### Supplied records:
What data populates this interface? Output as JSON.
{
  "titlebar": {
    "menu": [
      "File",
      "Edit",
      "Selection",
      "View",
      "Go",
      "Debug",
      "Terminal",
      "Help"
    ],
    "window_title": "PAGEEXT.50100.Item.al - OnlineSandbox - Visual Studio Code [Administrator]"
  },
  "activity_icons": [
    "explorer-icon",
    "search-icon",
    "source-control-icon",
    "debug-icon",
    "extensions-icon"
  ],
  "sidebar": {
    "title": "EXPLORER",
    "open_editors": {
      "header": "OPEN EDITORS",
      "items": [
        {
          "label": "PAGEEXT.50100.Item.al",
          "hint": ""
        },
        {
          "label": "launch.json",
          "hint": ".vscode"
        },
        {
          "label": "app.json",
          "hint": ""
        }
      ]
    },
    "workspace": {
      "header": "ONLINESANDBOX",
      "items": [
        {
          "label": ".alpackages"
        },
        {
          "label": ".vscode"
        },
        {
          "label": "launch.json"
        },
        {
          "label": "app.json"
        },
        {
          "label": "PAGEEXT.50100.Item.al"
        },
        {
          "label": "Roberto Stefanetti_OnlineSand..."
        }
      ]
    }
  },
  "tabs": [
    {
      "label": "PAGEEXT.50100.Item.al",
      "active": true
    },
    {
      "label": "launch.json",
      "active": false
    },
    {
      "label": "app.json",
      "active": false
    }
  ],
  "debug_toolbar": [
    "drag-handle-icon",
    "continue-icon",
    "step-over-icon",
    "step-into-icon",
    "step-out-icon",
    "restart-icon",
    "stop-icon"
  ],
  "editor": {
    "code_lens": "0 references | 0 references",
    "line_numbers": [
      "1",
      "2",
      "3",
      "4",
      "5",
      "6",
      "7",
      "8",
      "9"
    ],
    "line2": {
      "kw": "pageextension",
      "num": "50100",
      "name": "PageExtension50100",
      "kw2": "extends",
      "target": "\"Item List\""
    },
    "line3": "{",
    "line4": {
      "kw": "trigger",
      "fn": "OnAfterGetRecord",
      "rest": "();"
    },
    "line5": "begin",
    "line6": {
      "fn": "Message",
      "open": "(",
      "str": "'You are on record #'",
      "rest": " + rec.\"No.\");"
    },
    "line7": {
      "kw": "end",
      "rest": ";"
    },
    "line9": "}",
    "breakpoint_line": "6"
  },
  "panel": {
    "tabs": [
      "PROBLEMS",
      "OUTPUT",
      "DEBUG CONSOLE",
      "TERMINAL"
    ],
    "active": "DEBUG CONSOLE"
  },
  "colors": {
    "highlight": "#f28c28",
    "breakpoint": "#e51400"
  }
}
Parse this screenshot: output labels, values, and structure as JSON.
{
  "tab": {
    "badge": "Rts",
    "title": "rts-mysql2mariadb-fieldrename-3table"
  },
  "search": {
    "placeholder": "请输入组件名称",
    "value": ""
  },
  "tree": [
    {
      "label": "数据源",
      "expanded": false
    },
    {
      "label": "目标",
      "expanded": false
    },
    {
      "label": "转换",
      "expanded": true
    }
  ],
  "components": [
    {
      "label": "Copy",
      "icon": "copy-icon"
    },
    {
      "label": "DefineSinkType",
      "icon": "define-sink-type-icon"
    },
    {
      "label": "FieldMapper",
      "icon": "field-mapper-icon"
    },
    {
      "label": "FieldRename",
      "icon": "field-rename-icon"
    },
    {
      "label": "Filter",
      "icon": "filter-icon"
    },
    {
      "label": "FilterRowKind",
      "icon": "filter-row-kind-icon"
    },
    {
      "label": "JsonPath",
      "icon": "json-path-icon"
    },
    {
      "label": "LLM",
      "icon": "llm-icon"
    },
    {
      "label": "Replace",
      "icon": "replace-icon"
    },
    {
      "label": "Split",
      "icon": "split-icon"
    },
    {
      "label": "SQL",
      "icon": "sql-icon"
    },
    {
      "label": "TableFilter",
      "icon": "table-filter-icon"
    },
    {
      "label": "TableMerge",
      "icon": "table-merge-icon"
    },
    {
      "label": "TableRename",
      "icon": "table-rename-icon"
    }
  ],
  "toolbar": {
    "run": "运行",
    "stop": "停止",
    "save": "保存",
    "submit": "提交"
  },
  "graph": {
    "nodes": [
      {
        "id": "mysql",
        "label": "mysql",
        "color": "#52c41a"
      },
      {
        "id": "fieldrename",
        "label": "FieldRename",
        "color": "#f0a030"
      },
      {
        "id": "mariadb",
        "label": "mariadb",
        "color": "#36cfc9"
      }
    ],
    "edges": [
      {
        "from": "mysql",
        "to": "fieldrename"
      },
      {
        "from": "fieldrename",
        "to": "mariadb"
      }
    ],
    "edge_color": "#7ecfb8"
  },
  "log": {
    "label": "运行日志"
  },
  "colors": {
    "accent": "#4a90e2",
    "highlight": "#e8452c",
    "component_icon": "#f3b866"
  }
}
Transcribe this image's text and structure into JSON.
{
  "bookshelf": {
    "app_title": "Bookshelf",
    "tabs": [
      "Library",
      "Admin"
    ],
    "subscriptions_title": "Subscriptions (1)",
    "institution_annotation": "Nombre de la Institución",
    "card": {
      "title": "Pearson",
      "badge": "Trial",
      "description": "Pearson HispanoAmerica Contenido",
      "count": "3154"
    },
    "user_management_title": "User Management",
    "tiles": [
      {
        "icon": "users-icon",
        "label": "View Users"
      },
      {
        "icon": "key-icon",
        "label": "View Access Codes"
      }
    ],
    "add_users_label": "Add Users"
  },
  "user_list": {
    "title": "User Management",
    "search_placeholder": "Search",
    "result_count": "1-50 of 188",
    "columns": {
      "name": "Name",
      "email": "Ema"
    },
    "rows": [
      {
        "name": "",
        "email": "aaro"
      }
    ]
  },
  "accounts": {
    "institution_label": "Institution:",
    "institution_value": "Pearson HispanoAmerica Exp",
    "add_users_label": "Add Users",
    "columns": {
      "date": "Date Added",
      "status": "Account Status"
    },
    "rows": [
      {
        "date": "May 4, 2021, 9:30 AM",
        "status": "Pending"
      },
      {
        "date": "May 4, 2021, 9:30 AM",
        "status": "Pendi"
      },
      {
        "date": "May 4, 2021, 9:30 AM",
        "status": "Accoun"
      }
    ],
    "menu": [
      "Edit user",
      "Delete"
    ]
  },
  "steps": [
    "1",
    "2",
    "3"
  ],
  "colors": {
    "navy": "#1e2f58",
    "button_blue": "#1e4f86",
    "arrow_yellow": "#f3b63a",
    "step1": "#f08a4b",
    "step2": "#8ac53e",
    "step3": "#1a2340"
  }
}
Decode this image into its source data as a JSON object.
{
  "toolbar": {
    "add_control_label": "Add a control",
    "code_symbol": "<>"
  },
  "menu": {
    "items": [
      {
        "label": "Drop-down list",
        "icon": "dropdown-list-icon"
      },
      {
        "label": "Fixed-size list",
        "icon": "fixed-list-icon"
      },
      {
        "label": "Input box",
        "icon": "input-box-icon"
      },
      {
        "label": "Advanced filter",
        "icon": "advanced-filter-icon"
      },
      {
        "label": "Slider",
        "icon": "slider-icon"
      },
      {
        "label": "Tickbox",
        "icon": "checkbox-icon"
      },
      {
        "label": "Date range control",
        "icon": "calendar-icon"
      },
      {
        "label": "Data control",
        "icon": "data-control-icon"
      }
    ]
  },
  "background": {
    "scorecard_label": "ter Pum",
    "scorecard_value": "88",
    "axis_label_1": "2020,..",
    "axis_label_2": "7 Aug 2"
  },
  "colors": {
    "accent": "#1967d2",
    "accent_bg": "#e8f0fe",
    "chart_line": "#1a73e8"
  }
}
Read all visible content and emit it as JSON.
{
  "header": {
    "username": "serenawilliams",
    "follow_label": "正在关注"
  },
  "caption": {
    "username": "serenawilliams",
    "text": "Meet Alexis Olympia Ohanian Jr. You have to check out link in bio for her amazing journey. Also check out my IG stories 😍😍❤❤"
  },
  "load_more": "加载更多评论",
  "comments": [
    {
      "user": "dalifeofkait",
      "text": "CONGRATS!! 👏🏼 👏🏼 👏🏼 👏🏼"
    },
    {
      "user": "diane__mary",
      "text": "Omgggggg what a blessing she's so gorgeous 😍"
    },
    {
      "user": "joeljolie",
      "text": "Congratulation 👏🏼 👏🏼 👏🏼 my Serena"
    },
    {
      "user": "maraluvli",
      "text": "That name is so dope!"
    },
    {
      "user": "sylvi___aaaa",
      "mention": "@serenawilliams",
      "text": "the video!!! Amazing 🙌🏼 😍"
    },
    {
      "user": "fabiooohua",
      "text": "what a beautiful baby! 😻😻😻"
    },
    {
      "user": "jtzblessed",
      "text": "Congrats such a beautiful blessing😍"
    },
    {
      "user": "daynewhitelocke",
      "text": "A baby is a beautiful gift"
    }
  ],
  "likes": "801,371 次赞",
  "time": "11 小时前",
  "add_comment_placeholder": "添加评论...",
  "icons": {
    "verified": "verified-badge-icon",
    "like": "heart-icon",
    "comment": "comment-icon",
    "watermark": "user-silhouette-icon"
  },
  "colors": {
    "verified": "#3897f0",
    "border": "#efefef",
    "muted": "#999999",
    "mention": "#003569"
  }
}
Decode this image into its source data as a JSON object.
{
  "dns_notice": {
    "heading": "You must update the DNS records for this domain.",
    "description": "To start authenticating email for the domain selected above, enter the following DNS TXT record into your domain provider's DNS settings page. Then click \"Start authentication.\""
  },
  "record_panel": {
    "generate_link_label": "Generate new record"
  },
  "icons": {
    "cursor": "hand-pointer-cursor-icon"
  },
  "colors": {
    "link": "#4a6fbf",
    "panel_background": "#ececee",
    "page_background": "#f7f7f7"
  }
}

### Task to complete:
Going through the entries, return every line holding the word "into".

### Response for this exercise:
    "step-into-icon",
Transcribe this image's text and structure into JSON.
Decode this image into its source data as a JSON object.
Decode this image into its source data as a JSON object.
    "description": "To start authenticating email for the domain selected above, enter the following DNS TXT record into your domain provider's DNS settings page. Then click \"Start authentication.\""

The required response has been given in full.